Finally we found ourselves trading stories over a sunset braai at the Jollyboys Backpackers & Camp in Livingstone. Because locals run it you are guaranteed to see the area through their eyes. They took us to lesser-known gems (go see for yourself) and naturally they guided us to the most adrenaline pumping sections of the Zambezi. Being a surfer I thought I had seen it all when it came to water sports and the dangers thereof. Woah was I wrong! We flew down rapids and narrowly escaped certain injury many times. To say I came out humbled and pumped doesn’t do the experience justice! But that being said, they gave a crew of gentle Swedish lasses a much more chilled experience. Either way it’s a must do in the region.
Something a little closer to surfing is sandboarding the dunes in Namibia. Imagine snowboarding on Mars! My cousin and his new wife recently went up west to Namibia for their honeymoon and they weren’t interested in the usual lie by the beach read a book type of thing. Instead, Jackie and Bossie at Chameleon Safaris took them into the dessert and through canyons. They found the dynamic duo really caters to families or wanderlust 20-somethings in search of adventure. Either way they keep you glued to your binoculars or window (no tv screens needed there!). Where else can two dine atop a blood red sand dune on local venison as a million stars come to life above you? As soon as I get married its on my list, alongside surfing the world’s best left at Skeleton Bay, google it, your mind will be blown. Rated as the world’s longest single barrel, guys are getting in the green room for close to a minute! Sounds like a good honeymoon to me

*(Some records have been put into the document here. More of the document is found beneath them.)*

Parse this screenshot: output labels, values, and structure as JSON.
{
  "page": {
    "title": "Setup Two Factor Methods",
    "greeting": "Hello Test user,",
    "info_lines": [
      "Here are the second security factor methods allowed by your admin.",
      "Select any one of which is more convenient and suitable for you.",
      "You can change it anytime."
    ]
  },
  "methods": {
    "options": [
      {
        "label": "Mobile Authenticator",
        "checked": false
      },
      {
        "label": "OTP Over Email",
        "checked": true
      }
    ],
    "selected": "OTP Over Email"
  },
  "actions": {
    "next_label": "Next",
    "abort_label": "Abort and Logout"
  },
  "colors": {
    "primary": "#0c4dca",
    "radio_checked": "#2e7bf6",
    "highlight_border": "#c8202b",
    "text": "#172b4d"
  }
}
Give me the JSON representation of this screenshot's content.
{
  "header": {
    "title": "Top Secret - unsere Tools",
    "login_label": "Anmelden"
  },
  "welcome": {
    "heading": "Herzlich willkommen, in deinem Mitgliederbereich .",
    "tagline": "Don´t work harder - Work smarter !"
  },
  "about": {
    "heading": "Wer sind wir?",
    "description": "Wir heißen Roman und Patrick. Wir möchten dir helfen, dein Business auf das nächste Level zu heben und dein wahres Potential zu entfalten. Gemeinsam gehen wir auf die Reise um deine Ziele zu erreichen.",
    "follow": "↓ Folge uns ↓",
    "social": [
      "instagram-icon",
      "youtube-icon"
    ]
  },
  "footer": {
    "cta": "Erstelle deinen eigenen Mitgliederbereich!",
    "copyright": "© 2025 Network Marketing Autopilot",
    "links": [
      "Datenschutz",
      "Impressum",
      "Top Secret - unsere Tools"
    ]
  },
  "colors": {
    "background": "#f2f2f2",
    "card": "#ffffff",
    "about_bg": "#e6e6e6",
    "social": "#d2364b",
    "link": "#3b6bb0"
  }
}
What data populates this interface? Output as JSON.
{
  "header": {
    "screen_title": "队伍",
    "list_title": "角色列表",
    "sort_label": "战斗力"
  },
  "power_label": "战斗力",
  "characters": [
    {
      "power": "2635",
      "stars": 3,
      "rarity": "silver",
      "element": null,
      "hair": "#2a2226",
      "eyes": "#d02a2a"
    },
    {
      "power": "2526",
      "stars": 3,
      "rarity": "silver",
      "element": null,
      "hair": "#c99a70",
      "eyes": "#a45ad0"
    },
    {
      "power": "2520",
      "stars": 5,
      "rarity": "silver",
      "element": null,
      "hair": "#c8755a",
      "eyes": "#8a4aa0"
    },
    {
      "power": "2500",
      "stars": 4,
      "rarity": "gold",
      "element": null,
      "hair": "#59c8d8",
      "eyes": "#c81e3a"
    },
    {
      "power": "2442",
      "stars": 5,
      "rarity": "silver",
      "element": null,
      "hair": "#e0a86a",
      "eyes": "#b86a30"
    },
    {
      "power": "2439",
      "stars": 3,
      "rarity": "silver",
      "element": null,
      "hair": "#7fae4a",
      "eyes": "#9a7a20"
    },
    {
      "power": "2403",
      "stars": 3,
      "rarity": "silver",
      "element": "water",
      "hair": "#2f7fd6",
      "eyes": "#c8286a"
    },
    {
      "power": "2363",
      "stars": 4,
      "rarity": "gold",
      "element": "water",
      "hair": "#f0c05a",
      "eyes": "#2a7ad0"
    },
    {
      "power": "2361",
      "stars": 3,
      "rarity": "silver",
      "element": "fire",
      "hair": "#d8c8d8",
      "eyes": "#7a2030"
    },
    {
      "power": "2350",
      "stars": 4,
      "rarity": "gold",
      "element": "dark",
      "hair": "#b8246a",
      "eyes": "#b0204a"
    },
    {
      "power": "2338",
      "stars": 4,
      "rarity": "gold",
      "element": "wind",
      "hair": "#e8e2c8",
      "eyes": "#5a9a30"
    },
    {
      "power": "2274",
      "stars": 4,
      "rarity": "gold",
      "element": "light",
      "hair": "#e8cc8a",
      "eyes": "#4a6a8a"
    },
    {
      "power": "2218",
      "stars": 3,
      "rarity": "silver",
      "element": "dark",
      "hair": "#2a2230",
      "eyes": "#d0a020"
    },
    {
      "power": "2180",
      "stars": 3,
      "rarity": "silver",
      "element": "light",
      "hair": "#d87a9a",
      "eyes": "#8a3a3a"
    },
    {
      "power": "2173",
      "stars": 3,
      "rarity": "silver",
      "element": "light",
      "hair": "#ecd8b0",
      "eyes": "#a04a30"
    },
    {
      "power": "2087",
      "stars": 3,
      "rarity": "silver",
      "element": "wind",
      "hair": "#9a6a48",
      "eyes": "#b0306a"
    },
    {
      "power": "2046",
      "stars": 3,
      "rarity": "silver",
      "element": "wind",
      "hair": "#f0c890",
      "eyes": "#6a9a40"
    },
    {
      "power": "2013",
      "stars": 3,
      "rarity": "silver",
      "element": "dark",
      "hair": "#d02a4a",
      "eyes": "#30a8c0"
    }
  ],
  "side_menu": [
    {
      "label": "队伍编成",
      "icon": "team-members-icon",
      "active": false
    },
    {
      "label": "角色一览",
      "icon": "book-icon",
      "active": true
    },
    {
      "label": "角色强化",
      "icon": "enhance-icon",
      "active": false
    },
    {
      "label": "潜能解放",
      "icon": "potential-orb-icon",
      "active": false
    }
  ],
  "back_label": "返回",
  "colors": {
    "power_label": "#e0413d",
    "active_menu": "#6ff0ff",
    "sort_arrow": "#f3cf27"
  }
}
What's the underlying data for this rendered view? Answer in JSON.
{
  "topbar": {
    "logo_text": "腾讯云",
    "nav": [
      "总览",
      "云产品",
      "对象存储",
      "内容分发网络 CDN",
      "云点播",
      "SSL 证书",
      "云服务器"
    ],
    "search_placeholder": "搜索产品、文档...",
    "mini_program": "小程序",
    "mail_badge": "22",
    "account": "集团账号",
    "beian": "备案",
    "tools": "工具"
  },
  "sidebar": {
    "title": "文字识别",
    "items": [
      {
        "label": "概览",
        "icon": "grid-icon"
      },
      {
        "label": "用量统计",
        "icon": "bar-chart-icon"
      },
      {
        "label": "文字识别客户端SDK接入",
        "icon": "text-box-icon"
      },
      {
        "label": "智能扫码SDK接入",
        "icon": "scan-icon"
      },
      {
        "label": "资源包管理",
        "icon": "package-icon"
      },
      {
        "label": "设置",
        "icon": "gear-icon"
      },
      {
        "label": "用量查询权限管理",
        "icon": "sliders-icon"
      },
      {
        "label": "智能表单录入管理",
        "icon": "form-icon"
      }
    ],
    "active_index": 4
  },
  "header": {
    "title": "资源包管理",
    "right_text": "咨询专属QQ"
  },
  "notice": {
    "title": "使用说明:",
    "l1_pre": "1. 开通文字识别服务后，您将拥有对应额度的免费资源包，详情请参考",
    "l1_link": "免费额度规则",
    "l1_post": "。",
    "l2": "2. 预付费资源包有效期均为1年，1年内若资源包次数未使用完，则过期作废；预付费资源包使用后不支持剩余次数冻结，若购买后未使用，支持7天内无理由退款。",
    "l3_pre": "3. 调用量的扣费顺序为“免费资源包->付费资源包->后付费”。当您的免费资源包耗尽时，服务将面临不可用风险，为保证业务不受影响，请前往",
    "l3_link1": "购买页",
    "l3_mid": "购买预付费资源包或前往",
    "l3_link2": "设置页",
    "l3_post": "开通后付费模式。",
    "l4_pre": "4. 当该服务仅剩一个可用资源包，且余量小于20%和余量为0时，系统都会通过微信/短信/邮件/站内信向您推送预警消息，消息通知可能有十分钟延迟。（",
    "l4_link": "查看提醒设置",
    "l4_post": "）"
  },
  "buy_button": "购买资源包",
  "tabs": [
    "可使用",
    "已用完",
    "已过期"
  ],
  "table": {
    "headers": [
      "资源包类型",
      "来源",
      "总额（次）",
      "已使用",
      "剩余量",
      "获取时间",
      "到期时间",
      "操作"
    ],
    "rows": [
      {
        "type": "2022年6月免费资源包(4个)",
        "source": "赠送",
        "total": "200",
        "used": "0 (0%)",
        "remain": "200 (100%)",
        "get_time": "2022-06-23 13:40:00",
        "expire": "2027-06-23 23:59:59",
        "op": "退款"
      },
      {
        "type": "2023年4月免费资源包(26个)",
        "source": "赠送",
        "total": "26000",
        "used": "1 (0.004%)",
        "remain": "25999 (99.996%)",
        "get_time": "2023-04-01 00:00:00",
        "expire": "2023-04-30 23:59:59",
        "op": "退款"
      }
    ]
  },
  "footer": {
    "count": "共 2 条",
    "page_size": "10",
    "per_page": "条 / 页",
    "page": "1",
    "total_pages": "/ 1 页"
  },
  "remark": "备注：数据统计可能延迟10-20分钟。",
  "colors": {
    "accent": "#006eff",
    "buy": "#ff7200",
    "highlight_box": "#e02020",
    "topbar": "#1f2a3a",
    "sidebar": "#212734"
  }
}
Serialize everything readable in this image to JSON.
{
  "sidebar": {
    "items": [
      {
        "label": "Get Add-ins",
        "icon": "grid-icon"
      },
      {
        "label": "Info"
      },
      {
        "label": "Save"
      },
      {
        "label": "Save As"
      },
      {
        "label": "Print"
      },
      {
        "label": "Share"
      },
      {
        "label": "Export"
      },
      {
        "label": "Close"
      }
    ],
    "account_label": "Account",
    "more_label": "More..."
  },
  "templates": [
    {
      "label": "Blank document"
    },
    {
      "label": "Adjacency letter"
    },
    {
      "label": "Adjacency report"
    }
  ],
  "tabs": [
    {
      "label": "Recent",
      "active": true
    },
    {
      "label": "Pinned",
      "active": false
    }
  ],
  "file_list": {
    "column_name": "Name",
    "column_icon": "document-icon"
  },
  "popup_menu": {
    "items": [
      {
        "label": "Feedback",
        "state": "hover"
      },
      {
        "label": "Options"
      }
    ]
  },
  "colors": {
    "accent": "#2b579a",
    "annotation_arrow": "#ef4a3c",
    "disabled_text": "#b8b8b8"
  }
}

Recently I had a few school mates out from the UK. These guys are well travelled so I was more than a little nervous as to what to do with them! A mate of mine luckily had mentioned he had recently done an epic solo mission on his scrambler to the Eastern Cape. So I checked on Dirty Boots website to look at the biking tours they have available. So when the lads got around the table I told them to write off six days as we would be heading along the R62 towards De Hel. As we travelled we saw more mind blowing passes then we can possibly mention, and there is absolutely no other way you will want to experience it all. Along the way we did the compulsory stop at Ronnie’s Sex Shop for a few beers and Karoo lamb chops as we headed towards the secluded Gamkaskloof Reserve where we slept under the stars and spoke way too much junk around the fire with some of our finest local brandies. Honestly at the end of it all, I couldn’t have thought of a better way to catch up with these guys and see the back roads of this insanely beautiful country.
I am not done. I may be older on the outside and no wiser on the inside but I still have a lot to see and do here down south. All I can say is thank goodness I live in beautiful South Africa because I know I will have the time to continue to adventure in this stunning land.